● **Action item**: Go through the entries below and retype them exactly, omitting each picture.

● **Exercise material**:
■ ■ ■ ■ ■ ■ ■

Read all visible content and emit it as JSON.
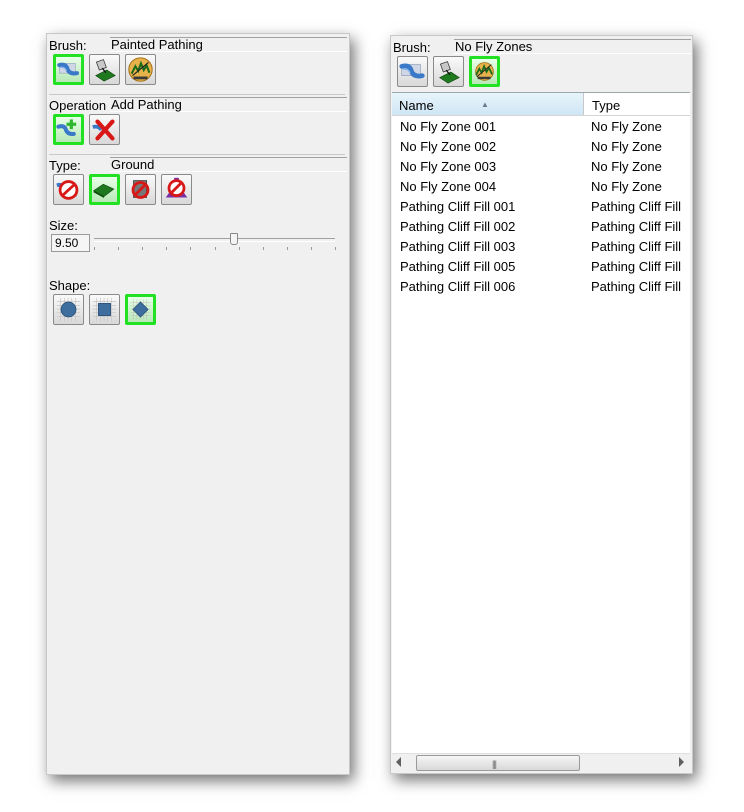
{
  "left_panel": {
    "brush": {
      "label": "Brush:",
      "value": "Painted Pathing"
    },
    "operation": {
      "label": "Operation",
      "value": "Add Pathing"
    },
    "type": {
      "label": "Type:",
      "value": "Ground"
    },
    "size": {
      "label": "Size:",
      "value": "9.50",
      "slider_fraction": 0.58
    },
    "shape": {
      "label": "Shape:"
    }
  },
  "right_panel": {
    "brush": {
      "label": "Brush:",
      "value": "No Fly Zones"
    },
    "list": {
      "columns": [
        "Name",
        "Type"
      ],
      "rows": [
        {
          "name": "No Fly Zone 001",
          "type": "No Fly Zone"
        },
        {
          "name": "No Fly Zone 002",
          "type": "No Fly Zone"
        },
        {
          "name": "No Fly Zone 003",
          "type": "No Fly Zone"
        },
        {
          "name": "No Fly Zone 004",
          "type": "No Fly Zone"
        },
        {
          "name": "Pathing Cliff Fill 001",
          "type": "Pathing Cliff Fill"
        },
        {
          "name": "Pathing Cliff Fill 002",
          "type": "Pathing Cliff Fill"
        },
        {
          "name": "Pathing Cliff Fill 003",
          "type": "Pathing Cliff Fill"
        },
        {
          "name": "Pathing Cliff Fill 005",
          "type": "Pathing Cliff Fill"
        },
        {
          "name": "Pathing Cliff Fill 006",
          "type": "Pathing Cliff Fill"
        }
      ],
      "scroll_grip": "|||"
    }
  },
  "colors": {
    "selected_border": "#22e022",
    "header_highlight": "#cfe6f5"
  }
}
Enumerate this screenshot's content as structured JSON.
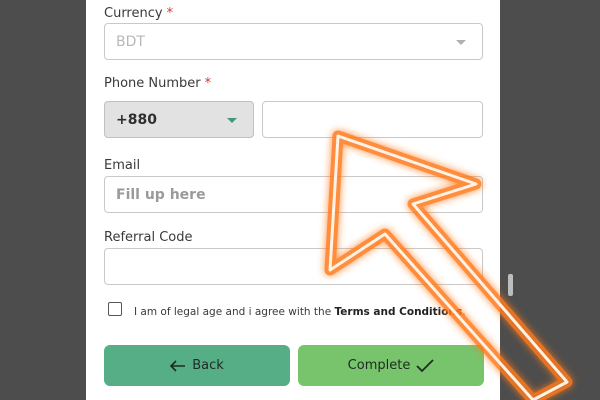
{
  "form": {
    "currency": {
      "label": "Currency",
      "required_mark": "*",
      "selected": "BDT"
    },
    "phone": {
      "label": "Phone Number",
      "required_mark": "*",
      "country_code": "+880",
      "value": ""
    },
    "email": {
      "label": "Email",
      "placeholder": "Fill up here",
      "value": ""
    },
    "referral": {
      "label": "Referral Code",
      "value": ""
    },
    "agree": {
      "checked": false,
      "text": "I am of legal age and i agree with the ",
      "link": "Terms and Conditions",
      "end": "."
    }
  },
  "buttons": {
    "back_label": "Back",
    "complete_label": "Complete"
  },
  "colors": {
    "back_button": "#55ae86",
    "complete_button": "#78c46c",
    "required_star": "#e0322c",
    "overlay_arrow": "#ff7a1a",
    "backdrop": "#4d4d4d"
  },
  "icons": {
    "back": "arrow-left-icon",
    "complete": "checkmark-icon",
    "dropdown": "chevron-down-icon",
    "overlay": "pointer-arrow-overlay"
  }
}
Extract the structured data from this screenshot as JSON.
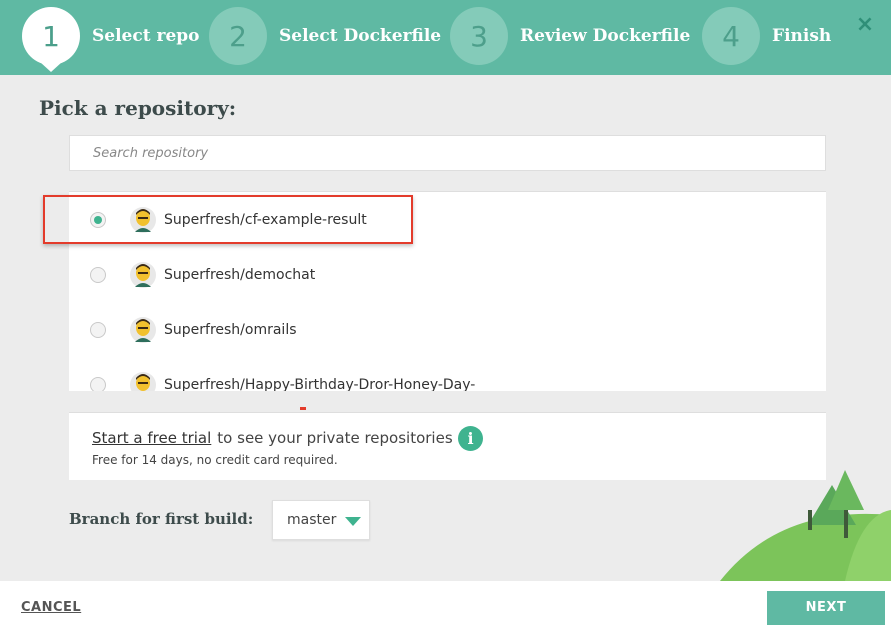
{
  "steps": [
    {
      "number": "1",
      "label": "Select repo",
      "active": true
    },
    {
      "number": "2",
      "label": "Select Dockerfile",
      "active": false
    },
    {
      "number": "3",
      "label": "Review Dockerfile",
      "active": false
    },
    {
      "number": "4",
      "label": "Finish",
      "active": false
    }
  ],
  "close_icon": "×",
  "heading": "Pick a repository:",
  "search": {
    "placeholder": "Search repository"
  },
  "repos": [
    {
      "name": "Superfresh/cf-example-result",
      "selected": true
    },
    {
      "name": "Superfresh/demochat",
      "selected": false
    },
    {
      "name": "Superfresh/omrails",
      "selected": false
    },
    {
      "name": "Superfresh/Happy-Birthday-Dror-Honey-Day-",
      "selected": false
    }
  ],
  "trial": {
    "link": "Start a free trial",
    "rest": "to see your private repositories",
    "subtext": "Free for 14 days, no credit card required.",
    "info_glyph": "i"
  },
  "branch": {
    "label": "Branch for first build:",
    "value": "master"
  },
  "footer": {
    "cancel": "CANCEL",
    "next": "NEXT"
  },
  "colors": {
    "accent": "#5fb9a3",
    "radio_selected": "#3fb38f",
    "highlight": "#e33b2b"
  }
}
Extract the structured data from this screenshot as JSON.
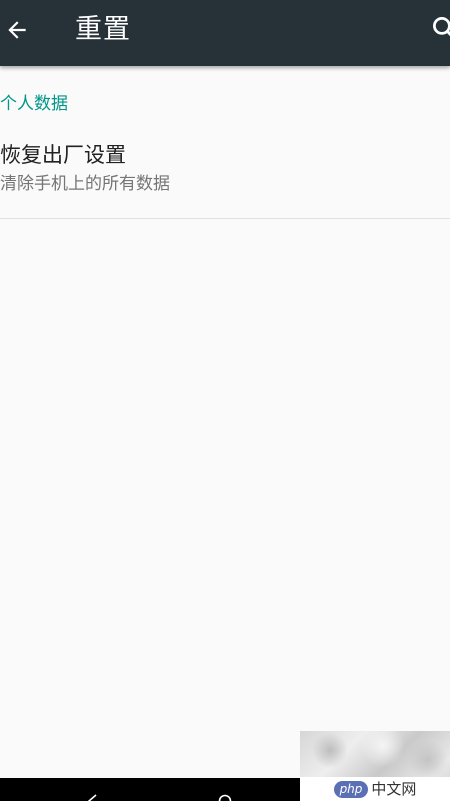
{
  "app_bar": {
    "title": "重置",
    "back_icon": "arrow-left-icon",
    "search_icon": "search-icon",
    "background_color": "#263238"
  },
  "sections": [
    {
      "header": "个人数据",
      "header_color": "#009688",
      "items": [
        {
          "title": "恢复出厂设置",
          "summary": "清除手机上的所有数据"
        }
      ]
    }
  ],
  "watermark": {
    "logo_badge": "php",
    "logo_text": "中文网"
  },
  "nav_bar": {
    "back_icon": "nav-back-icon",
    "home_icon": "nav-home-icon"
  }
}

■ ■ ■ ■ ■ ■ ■

● **Exercise solution**:
Read all visible content and emit it as JSON.
{
  "left_panel": {
    "brush": {
      "label": "Brush:",
      "value": "Painted Pathing"
    },
    "operation": {
      "label": "Operation",
      "value": "Add Pathing"
    },
    "type": {
      "label": "Type:",
      "value": "Ground"
    },
    "size": {
      "label": "Size:",
      "value": "9.50",
      "slider_fraction": 0.58
    },
    "shape": {
      "label": "Shape:"
    }
  },
  "right_panel": {
    "brush": {
      "label": "Brush:",
      "value": "No Fly Zones"
    },
    "list": {
      "columns": [
        "Name",
        "Type"
      ],
      "rows": [
        {
          "name": "No Fly Zone 001",
          "type": "No Fly Zone"
        },
        {
          "name": "No Fly Zone 002",
          "type": "No Fly Zone"
        },
        {
          "name": "No Fly Zone 003",
          "type": "No Fly Zone"
        },
        {
          "name": "No Fly Zone 004",
          "type": "No Fly Zone"
        },
        {
          "name": "Pathing Cliff Fill 001",
          "type": "Pathing Cliff Fill"
        },
        {
          "name": "Pathing Cliff Fill 002",
          "type": "Pathing Cliff Fill"
        },
        {
          "name": "Pathing Cliff Fill 003",
          "type": "Pathing Cliff Fill"
        },
        {
          "name": "Pathing Cliff Fill 005",
          "type": "Pathing Cliff Fill"
        },
        {
          "name": "Pathing Cliff Fill 006",
          "type": "Pathing Cliff Fill"
        }
      ],
      "scroll_grip": "|||"
    }
  },
  "colors": {
    "selected_border": "#22e022",
    "header_highlight": "#cfe6f5"
  }
}
Enumerate this screenshot's content as structured JSON.
{
  "form": {
    "currency": {
      "label": "Currency",
      "required_mark": "*",
      "selected": "BDT"
    },
    "phone": {
      "label": "Phone Number",
      "required_mark": "*",
      "country_code": "+880",
      "value": ""
    },
    "email": {
      "label": "Email",
      "placeholder": "Fill up here",
      "value": ""
    },
    "referral": {
      "label": "Referral Code",
      "value": ""
    },
    "agree": {
      "checked": false,
      "text": "I am of legal age and i agree with the ",
      "link": "Terms and Conditions",
      "end": "."
    }
  },
  "buttons": {
    "back_label": "Back",
    "complete_label": "Complete"
  },
  "colors": {
    "back_button": "#55ae86",
    "complete_button": "#78c46c",
    "required_star": "#e0322c",
    "overlay_arrow": "#ff7a1a",
    "backdrop": "#4d4d4d"
  },
  "icons": {
    "back": "arrow-left-icon",
    "complete": "checkmark-icon",
    "dropdown": "chevron-down-icon",
    "overlay": "pointer-arrow-overlay"
  }
}
Extract the structured data from this screenshot as JSON.
{
  "steps": [
    {
      "number": "1",
      "label": "Select repo",
      "active": true
    },
    {
      "number": "2",
      "label": "Select Dockerfile",
      "active": false
    },
    {
      "number": "3",
      "label": "Review Dockerfile",
      "active": false
    },
    {
      "number": "4",
      "label": "Finish",
      "active": false
    }
  ],
  "close_icon": "×",
  "heading": "Pick a repository:",
  "search": {
    "placeholder": "Search repository"
  },
  "repos": [
    {
      "name": "Superfresh/cf-example-result",
      "selected": true
    },
    {
      "name": "Superfresh/demochat",
      "selected": false
    },
    {
      "name": "Superfresh/omrails",
      "selected": false
    },
    {
      "name": "Superfresh/Happy-Birthday-Dror-Honey-Day-",
      "selected": false
    }
  ],
  "trial": {
    "link": "Start a free trial",
    "rest": "to see your private repositories",
    "subtext": "Free for 14 days, no credit card required.",
    "info_glyph": "i"
  },
  "branch": {
    "label": "Branch for first build:",
    "value": "master"
  },
  "footer": {
    "cancel": "CANCEL",
    "next": "NEXT"
  },
  "colors": {
    "accent": "#5fb9a3",
    "radio_selected": "#3fb38f",
    "highlight": "#e33b2b"
  }
}
Extract the structured data from this screenshot as JSON.
{
  "app_bar": {
    "title": "重置",
    "back_icon": "arrow-left-icon",
    "search_icon": "search-icon",
    "background_color": "#263238"
  },
  "sections": [
    {
      "header": "个人数据",
      "header_color": "#009688",
      "items": [
        {
          "title": "恢复出厂设置",
          "summary": "清除手机上的所有数据"
        }
      ]
    }
  ],
  "watermark": {
    "logo_badge": "php",
    "logo_text": "中文网"
  },
  "nav_bar": {
    "back_icon": "nav-back-icon",
    "home_icon": "nav-home-icon"
  }
}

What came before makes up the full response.